When digestion malfunctions, inflammation is increased throughout the body. When inflammation is increased, the entire body can suffer as immune responses attack healthy cells and the body deals with chronic inflammatory reactions.
On the other hand, your digestive tract and immune function are supported by bone broth and collagen. In fact, lab studies have found that bone broths support both healthy inflammatory responses and normal immune system function (3).
Bone broth, gelatin, and collagen also support joint health. As we age, cartilage wears down and degenerates. The gelatin from bone broth can actually act like a soft cushion between bones that helps them “glide” without friction. What’s more, its amino acids become building blocks needed to form and maintain strong bones.

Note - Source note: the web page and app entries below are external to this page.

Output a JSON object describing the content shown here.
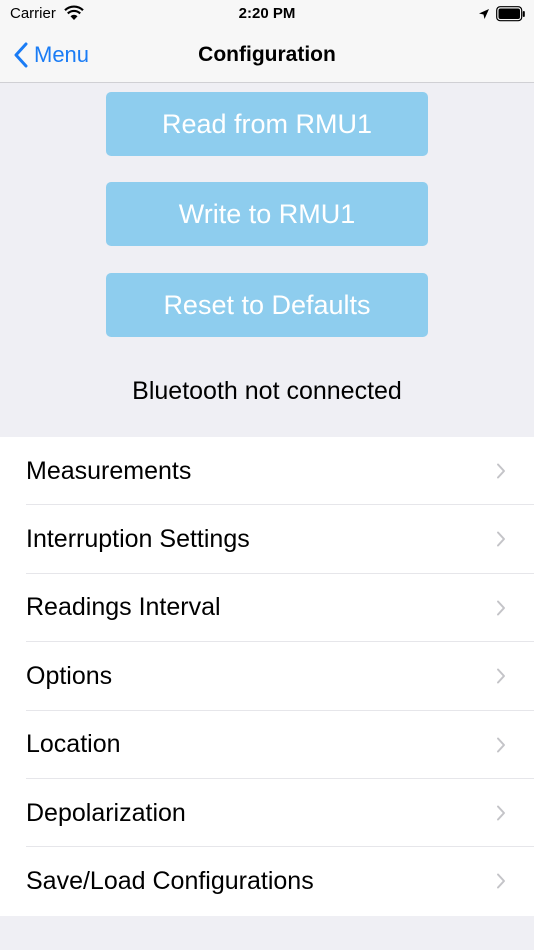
{
  "status_bar": {
    "carrier": "Carrier",
    "time": "2:20 PM",
    "icons": [
      "wifi-icon",
      "location-arrow-icon",
      "battery-icon"
    ]
  },
  "nav": {
    "back_label": "Menu",
    "title": "Configuration"
  },
  "actions": {
    "read_label": "Read from RMU1",
    "write_label": "Write to RMU1",
    "reset_label": "Reset to Defaults"
  },
  "connection_status": "Bluetooth not connected",
  "menu": {
    "items": [
      {
        "label": "Measurements"
      },
      {
        "label": "Interruption Settings"
      },
      {
        "label": "Readings Interval"
      },
      {
        "label": "Options"
      },
      {
        "label": "Location"
      },
      {
        "label": "Depolarization"
      },
      {
        "label": "Save/Load Configurations"
      }
    ]
  },
  "colors": {
    "accent": "#1a7cf5",
    "button_bg": "#8ecdee",
    "page_bg": "#efeff4"
  }
}
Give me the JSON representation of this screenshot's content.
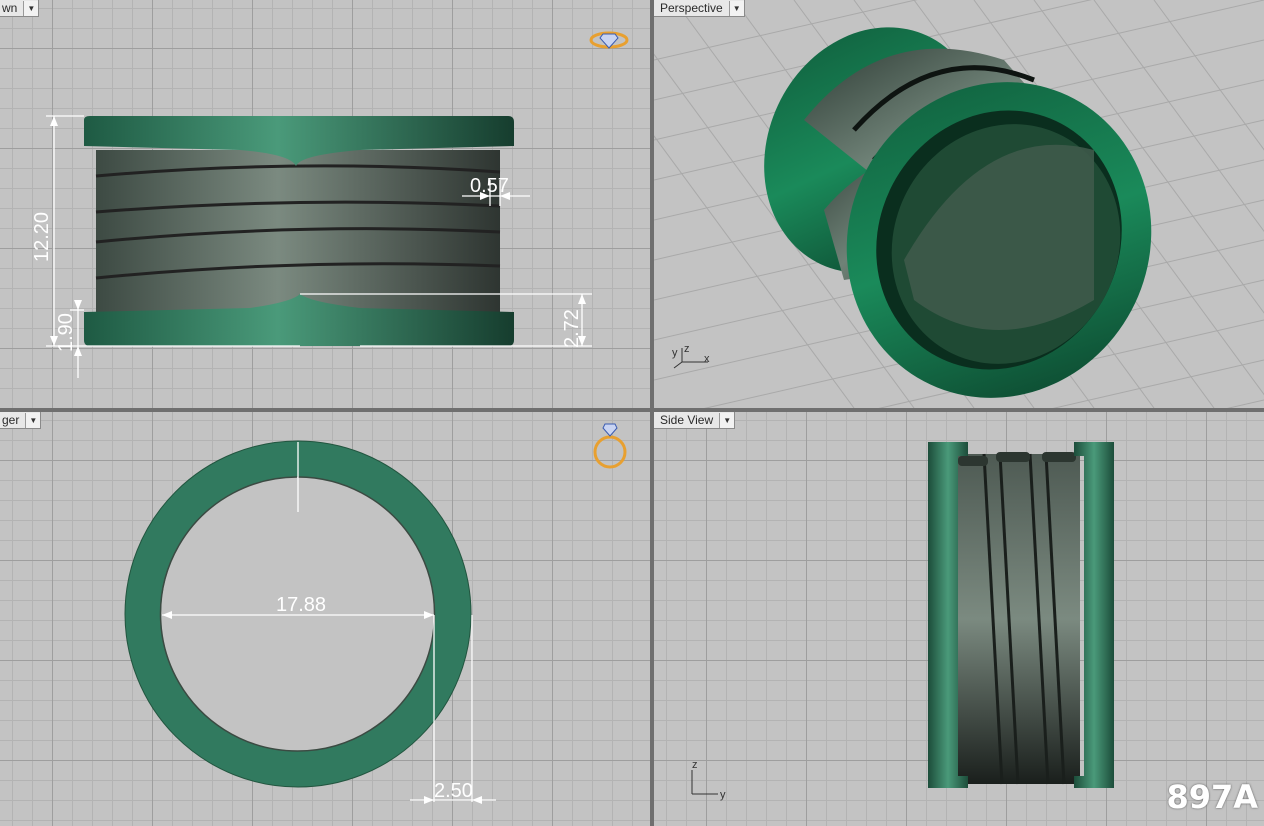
{
  "viewports": {
    "front": {
      "label": "wn"
    },
    "perspective": {
      "label": "Perspective"
    },
    "top": {
      "label": "ger"
    },
    "side": {
      "label": "Side View"
    }
  },
  "dimensions": {
    "height": "12.20",
    "gap": "0.57",
    "band_lower": "1.90",
    "band_right": "2.72",
    "inner_diameter": "17.88",
    "wall": "2.50"
  },
  "axes": {
    "perspective": {
      "x": "x",
      "y": "y",
      "z": "z"
    },
    "side": {
      "z": "z",
      "y": "y"
    }
  },
  "watermark": "897A",
  "colors": {
    "ring_green": "#2f7a5c",
    "ring_gray": "#5e6b62",
    "viewport_bg": "#c3c3c3"
  }
}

One study from the Department of Nutrition and Sports Nutrition for Athletics at Penn State University reported a decrease in joint discomfort and improved athletic performance when athletes supplemented collagen for 24 weeks (4). Moreover, another review of over 60 studies found that hydrolyzed collagen stimulates collagen-dependent tissue regeneration by increasing not only collagen synthesis but other minor components’ synthesis as well. With long-term consumption, collagen can promote pain-free joints, improved bone density, and healthy skin (5).
Collagen helps form elastin and other compounds within healthy skin. The major structural constituents of the matrix outside cells in the skin are collagen, elastic fibers, and hyaluronic acid (6,7,8). Collagen likely makes up >70% of the dry weight of the human skin dermis (9,10). Amazingly, ingesting collagen and bone broth supports these structures and can increase skin’s hydration, elasticity, and health.

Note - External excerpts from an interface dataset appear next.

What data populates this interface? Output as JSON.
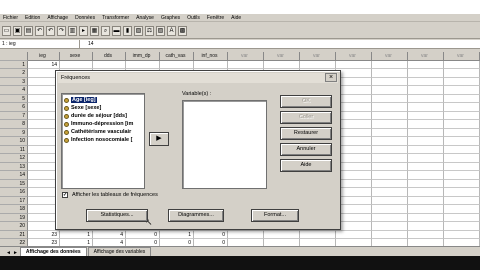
{
  "menubar": [
    "Fichier",
    "Edition",
    "Affichage",
    "Données",
    "Transformer",
    "Analyse",
    "Graphes",
    "Outils",
    "Fenêtre",
    "Aide"
  ],
  "toolbar": [
    "open-icon",
    "save-icon",
    "print-icon",
    "dialog-recall-icon",
    "undo-icon",
    "redo-icon",
    "goto-chart-icon",
    "goto-case-icon",
    "variables-icon",
    "find-icon",
    "insert-case-icon",
    "insert-variable-icon",
    "split-file-icon",
    "weight-cases-icon",
    "select-cases-icon",
    "value-labels-icon",
    "use-sets-icon"
  ],
  "toolbar_glyphs": [
    "▭",
    "▣",
    "▤",
    "↶",
    "↶",
    "↷",
    "▥",
    "▸",
    "▦",
    "⌕",
    "▬",
    "▮",
    "▧",
    "⚖",
    "▨",
    "A",
    "▩"
  ],
  "cellbar": {
    "ref": "1 : ieg",
    "value": "14"
  },
  "grid": {
    "columns": [
      "ieg",
      "sexe",
      "dds",
      "imm_dp",
      "cath_vas",
      "inf_nos",
      "var",
      "var",
      "var",
      "var",
      "var",
      "var",
      "var"
    ],
    "rows": [
      {
        "n": "1",
        "cells": [
          "14",
          "",
          "",
          "",
          "",
          "",
          "",
          "",
          "",
          "",
          "",
          "",
          ""
        ]
      },
      {
        "n": "2",
        "cells": [
          "",
          "",
          "",
          "",
          "",
          "",
          "",
          "",
          "",
          "",
          "",
          "",
          ""
        ]
      },
      {
        "n": "3",
        "cells": [
          "",
          "",
          "",
          "",
          "",
          "",
          "",
          "",
          "",
          "",
          "",
          "",
          ""
        ]
      },
      {
        "n": "4",
        "cells": [
          "",
          "",
          "",
          "",
          "",
          "",
          "",
          "",
          "",
          "",
          "",
          "",
          ""
        ]
      },
      {
        "n": "5",
        "cells": [
          "",
          "",
          "",
          "",
          "",
          "",
          "",
          "",
          "",
          "",
          "",
          "",
          ""
        ]
      },
      {
        "n": "6",
        "cells": [
          "",
          "",
          "",
          "",
          "",
          "",
          "",
          "",
          "",
          "",
          "",
          "",
          ""
        ]
      },
      {
        "n": "7",
        "cells": [
          "",
          "",
          "",
          "",
          "",
          "",
          "",
          "",
          "",
          "",
          "",
          "",
          ""
        ]
      },
      {
        "n": "8",
        "cells": [
          "",
          "",
          "",
          "",
          "",
          "",
          "",
          "",
          "",
          "",
          "",
          "",
          ""
        ]
      },
      {
        "n": "9",
        "cells": [
          "",
          "",
          "",
          "",
          "",
          "",
          "",
          "",
          "",
          "",
          "",
          "",
          ""
        ]
      },
      {
        "n": "10",
        "cells": [
          "",
          "",
          "",
          "",
          "",
          "",
          "",
          "",
          "",
          "",
          "",
          "",
          ""
        ]
      },
      {
        "n": "11",
        "cells": [
          "",
          "",
          "",
          "",
          "",
          "",
          "",
          "",
          "",
          "",
          "",
          "",
          ""
        ]
      },
      {
        "n": "12",
        "cells": [
          "",
          "",
          "",
          "",
          "",
          "",
          "",
          "",
          "",
          "",
          "",
          "",
          ""
        ]
      },
      {
        "n": "13",
        "cells": [
          "",
          "",
          "",
          "",
          "",
          "",
          "",
          "",
          "",
          "",
          "",
          "",
          ""
        ]
      },
      {
        "n": "14",
        "cells": [
          "",
          "",
          "",
          "",
          "",
          "",
          "",
          "",
          "",
          "",
          "",
          "",
          ""
        ]
      },
      {
        "n": "15",
        "cells": [
          "",
          "",
          "",
          "",
          "",
          "",
          "",
          "",
          "",
          "",
          "",
          "",
          ""
        ]
      },
      {
        "n": "16",
        "cells": [
          "",
          "",
          "",
          "",
          "",
          "",
          "",
          "",
          "",
          "",
          "",
          "",
          ""
        ]
      },
      {
        "n": "17",
        "cells": [
          "",
          "",
          "",
          "",
          "",
          "",
          "",
          "",
          "",
          "",
          "",
          "",
          ""
        ]
      },
      {
        "n": "18",
        "cells": [
          "",
          "",
          "",
          "",
          "",
          "",
          "",
          "",
          "",
          "",
          "",
          "",
          ""
        ]
      },
      {
        "n": "19",
        "cells": [
          "",
          "",
          "",
          "",
          "",
          "",
          "",
          "",
          "",
          "",
          "",
          "",
          ""
        ]
      },
      {
        "n": "20",
        "cells": [
          "",
          "",
          "",
          "",
          "",
          "",
          "",
          "",
          "",
          "",
          "",
          "",
          ""
        ]
      },
      {
        "n": "21",
        "cells": [
          "23",
          "1",
          "4",
          "0",
          "1",
          "0",
          "",
          "",
          "",
          "",
          "",
          "",
          ""
        ]
      },
      {
        "n": "22",
        "cells": [
          "23",
          "1",
          "4",
          "0",
          "0",
          "0",
          "",
          "",
          "",
          "",
          "",
          "",
          ""
        ]
      }
    ]
  },
  "dialog": {
    "title": "Fréquences",
    "close_label": "×",
    "variables": [
      {
        "label": "Age [ieg]",
        "selected": true
      },
      {
        "label": "Sexe [sexe]",
        "selected": false
      },
      {
        "label": "durée de séjour [dds]",
        "selected": false
      },
      {
        "label": "Immuno-dépression [im",
        "selected": false
      },
      {
        "label": "Cathétérisme vasculair",
        "selected": false
      },
      {
        "label": "Infection nosocomiale [",
        "selected": false
      }
    ],
    "move_label": "▶",
    "target_label": "Variable(s) :",
    "side_buttons": [
      {
        "label": "OK",
        "disabled": true
      },
      {
        "label": "Coller",
        "disabled": true
      },
      {
        "label": "Restaurer",
        "disabled": false
      },
      {
        "label": "Annuler",
        "disabled": false
      },
      {
        "label": "Aide",
        "disabled": false
      }
    ],
    "checkbox_label": "Afficher les tableaux de fréquences",
    "checkbox_mark": "✓",
    "checkbox_checked": true,
    "bottom_buttons": [
      "Statistiques...",
      "Diagrammes...",
      "Format..."
    ]
  },
  "tabs": {
    "nav": [
      "◄",
      "►"
    ],
    "items": [
      {
        "label": "Affichage des données",
        "active": true
      },
      {
        "label": "Affichage des variables",
        "active": false
      }
    ]
  }
}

Double-blind, placebo-controlled studies investigating the age-defending properties of collagen have found that ingesting 2.5–5 grams of collagen hydrolysate daily for eight weeks supports and improves skin elasticity, skin moisture, transepidermal water loss (dryness) and skin roughness (11, 12).
Collagen is great for skin!
Glutathione is an amazingly potent antioxidant made by the body. However, the human body requires certain substrates and nutrients to produce it. Many believe that modern diets do not contain enough of these substrates.
Thankfully, bone broth and collagen contain potassium, glycine, and cysteine. These nutrients support cellular health glutathione production. One review published in the Scientific World Journal (13) found that glutathione helps with elimination of fat-soluble compounds and the detoxification of health metals like mercury and lead. It also helps with the absorption of various nutrients, the use of antioxidants and with liver-cleansing functions.
Millions of Americans suffer from acute or chronic headaches each day. Collagen may just help with this issue as well.
One animal study found that bone broth and collagen suppressed headache pain and sensation, and thus may provide neuroprotective activity for reducing migraine risk (14).
There are many great reasons to make bone broth with collagen! For a triple immune punch, make this nourishing turkey bone broth, add Keto Zone® Collagen Powder and take Dr. Colbert’s Immune Support this Thanksgiving and throughout the cold months to come!